Start of Extracted material
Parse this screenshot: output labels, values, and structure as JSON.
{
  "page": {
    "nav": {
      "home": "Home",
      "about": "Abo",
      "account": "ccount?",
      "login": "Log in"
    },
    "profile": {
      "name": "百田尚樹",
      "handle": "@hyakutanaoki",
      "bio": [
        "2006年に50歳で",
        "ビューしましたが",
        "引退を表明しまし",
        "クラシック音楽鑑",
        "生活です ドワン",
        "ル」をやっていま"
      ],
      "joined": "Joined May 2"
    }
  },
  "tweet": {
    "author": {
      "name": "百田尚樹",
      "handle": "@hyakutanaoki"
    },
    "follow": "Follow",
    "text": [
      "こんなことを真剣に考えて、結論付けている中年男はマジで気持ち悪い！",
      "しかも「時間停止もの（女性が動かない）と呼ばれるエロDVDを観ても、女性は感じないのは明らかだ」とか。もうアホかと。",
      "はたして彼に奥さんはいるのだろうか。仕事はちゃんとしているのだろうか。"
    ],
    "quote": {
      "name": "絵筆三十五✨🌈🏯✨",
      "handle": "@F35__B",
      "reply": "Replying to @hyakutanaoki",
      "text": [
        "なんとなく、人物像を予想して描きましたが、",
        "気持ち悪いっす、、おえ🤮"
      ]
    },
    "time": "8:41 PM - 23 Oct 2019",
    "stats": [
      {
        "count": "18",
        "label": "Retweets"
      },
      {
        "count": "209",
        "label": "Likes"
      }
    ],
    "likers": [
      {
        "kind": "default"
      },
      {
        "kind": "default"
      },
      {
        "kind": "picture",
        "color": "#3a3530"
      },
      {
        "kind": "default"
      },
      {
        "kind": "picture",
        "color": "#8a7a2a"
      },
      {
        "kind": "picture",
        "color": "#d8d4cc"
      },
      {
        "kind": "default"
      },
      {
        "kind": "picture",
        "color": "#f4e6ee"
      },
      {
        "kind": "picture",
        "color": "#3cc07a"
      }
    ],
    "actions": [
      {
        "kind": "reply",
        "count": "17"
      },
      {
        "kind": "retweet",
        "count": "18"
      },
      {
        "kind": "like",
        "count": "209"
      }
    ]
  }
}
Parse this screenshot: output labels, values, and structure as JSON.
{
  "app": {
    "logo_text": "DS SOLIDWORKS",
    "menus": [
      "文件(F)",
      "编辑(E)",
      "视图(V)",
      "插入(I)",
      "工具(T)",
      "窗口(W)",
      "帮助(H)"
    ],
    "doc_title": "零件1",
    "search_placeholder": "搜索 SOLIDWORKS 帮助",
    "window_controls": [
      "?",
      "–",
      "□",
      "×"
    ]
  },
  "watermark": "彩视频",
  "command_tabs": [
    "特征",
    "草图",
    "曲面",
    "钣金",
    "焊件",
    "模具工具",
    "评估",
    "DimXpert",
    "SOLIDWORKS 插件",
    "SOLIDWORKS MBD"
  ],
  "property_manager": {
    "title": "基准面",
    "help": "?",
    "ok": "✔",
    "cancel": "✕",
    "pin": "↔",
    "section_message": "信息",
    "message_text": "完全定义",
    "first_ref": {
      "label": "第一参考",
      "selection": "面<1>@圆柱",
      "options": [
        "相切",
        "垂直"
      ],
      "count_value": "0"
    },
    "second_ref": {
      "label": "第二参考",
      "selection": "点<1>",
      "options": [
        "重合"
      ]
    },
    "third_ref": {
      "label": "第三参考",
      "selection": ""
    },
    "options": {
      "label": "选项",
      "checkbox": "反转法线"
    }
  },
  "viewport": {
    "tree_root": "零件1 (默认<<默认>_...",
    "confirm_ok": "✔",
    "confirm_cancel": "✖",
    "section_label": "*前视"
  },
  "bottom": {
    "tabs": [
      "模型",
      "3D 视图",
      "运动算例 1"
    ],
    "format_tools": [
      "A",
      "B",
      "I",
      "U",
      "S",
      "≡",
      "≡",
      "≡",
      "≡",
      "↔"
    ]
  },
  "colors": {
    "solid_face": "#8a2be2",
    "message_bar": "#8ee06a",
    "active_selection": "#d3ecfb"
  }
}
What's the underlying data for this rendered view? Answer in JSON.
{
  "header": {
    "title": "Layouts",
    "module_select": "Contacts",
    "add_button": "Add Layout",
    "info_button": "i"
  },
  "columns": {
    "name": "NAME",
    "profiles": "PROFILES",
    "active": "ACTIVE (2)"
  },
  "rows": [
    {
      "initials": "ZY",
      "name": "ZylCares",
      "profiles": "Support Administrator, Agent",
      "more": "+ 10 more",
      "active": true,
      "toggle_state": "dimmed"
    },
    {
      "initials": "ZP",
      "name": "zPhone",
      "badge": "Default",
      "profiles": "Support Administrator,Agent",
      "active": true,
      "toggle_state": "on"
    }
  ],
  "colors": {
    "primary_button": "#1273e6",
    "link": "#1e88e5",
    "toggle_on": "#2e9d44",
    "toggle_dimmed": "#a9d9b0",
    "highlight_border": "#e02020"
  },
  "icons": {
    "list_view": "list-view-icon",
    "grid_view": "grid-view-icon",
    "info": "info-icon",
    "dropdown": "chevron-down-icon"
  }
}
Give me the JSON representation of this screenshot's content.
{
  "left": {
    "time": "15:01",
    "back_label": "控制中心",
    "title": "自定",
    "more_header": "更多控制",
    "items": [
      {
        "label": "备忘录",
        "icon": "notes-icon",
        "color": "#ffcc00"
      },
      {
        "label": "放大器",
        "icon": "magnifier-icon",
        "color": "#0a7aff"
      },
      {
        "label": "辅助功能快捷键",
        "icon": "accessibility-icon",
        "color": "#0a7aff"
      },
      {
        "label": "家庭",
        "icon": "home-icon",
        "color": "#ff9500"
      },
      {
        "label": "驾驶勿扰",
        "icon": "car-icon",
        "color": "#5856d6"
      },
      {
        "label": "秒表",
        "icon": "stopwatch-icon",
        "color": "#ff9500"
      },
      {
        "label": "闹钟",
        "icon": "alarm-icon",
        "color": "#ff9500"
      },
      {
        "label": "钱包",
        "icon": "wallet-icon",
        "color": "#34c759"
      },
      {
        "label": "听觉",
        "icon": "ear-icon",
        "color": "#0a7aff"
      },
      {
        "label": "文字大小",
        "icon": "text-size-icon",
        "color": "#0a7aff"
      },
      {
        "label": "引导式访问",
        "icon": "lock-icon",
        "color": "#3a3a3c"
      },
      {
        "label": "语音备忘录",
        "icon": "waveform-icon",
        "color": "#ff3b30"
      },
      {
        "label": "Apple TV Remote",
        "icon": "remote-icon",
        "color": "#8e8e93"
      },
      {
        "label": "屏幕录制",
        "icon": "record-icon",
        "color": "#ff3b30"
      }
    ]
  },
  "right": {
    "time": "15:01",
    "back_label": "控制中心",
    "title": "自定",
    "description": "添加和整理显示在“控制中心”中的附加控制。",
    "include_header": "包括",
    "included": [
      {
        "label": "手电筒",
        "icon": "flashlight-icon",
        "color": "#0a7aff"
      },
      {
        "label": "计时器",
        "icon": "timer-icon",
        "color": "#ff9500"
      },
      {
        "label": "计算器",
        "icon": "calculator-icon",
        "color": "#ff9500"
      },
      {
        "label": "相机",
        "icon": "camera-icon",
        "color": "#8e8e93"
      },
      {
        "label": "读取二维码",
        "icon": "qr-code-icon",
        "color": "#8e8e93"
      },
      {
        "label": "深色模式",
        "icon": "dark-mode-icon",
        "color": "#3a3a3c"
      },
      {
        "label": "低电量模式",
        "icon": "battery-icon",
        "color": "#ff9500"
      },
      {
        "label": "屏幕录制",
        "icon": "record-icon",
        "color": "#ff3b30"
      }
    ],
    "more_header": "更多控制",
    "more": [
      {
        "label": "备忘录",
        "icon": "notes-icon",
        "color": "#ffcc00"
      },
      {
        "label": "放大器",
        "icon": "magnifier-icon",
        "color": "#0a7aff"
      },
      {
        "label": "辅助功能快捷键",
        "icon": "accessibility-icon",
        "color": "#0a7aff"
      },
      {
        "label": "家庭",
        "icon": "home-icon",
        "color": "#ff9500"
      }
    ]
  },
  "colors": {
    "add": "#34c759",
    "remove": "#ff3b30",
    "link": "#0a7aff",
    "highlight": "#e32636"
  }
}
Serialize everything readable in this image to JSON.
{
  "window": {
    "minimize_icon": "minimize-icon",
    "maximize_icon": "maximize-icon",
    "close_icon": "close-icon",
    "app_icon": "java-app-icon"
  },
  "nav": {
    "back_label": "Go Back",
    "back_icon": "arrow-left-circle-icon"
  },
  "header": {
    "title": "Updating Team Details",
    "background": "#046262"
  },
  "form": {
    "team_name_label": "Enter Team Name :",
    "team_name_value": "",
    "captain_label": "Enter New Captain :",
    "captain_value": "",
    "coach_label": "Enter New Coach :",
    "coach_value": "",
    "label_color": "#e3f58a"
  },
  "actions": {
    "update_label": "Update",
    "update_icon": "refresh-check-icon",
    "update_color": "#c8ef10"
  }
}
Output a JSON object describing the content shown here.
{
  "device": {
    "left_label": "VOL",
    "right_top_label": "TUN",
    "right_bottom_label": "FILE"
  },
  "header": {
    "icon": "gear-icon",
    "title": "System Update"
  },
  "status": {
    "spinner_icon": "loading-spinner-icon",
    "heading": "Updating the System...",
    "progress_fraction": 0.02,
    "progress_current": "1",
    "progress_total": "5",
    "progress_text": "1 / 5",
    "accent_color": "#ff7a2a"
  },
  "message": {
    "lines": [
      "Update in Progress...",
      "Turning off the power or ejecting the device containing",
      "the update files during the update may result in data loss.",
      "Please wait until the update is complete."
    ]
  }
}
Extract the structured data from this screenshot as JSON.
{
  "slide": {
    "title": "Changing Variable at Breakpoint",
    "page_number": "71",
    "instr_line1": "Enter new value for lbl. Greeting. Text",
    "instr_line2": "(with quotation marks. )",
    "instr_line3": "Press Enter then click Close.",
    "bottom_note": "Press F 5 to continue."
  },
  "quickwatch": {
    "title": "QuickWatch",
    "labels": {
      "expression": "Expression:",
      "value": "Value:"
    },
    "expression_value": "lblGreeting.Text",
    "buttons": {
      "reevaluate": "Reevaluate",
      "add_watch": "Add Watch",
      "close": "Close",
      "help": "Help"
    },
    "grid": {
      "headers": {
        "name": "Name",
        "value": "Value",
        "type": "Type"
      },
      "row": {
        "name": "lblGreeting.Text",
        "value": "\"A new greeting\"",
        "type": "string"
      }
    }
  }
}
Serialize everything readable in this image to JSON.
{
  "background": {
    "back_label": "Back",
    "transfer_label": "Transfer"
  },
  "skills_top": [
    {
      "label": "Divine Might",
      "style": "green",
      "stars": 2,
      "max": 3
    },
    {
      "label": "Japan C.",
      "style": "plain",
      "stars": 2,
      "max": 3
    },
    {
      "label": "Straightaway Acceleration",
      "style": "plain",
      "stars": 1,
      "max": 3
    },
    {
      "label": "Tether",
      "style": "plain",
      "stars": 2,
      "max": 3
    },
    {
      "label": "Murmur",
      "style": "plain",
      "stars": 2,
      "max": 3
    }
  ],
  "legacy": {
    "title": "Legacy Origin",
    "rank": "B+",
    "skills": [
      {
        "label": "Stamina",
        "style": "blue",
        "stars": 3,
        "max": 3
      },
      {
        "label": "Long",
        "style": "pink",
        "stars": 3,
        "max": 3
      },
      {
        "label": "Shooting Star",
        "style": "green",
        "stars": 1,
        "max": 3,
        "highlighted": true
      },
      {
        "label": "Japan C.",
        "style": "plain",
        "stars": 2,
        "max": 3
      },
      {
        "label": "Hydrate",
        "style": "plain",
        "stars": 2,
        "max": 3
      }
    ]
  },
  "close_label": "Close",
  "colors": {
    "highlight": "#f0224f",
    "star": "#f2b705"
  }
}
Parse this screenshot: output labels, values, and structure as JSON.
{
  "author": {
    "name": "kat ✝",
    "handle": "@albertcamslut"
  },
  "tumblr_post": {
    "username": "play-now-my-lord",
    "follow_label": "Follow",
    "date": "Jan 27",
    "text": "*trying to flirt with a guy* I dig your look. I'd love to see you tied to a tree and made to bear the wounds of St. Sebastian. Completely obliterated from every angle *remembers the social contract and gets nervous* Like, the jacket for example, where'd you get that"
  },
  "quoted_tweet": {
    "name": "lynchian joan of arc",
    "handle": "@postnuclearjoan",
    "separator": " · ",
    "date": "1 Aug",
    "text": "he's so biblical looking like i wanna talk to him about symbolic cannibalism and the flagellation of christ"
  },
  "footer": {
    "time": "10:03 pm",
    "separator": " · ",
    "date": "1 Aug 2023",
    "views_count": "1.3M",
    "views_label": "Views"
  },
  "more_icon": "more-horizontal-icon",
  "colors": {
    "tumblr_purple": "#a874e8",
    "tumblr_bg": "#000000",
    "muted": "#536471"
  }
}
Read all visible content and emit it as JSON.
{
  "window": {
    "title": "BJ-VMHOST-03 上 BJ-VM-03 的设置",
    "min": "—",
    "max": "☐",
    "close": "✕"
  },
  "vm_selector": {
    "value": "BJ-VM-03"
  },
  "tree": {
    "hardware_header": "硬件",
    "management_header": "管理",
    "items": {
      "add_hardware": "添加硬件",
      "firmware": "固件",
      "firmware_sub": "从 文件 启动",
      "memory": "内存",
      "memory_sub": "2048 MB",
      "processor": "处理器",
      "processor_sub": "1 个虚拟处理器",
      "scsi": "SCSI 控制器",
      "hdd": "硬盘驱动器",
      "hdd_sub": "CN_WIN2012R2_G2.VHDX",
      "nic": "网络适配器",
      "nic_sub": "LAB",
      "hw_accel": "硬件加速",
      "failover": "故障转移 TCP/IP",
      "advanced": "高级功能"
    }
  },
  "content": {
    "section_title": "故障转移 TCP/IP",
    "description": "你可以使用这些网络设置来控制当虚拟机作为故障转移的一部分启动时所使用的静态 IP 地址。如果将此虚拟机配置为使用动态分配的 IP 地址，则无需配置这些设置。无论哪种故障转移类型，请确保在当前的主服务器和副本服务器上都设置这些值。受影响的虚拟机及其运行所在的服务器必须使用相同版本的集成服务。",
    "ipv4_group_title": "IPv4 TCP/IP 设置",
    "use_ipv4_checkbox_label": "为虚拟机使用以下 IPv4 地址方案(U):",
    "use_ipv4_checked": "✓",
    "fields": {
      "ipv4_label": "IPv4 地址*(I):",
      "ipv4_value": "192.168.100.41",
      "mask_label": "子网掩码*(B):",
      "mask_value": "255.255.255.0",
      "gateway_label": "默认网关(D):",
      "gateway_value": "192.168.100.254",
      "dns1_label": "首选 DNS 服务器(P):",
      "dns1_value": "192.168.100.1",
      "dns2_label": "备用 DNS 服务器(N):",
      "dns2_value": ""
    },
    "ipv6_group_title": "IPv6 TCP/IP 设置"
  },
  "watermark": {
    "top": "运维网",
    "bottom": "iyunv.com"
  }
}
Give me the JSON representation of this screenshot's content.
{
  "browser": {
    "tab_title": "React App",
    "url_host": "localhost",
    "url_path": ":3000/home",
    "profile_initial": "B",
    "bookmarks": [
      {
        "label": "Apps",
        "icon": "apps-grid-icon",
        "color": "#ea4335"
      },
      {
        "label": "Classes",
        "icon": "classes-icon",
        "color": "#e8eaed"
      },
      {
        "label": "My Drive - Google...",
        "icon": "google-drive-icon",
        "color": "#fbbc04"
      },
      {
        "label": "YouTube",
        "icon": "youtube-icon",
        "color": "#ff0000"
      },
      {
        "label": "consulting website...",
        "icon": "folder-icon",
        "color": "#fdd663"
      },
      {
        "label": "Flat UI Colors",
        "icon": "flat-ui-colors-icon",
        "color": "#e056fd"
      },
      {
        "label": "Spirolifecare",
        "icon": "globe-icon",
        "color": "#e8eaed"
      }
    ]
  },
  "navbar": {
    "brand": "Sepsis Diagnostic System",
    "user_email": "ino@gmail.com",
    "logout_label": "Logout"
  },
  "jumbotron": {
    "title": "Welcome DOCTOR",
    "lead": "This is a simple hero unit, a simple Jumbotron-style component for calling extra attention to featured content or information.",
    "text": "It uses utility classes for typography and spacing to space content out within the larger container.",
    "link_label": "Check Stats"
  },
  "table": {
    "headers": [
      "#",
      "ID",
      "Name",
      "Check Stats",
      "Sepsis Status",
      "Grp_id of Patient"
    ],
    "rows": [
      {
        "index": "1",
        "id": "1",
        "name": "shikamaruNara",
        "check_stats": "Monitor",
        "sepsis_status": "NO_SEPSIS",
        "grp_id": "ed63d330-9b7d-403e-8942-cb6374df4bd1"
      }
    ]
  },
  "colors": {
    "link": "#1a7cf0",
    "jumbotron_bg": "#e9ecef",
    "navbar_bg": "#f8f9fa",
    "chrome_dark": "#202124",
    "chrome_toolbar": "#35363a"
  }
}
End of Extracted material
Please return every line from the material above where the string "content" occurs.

(Exercise response):
Give me the JSON representation of this screenshot's content.
Output a JSON object describing the content shown here.
Read all visible content and emit it as JSON.
  "content": {
Give me the JSON representation of this screenshot's content.
    "lead": "This is a simple hero unit, a simple Jumbotron-style component for calling extra attention to featured content or information.",
    "text": "It uses utility classes for typography and spacing to space content out within the larger container.",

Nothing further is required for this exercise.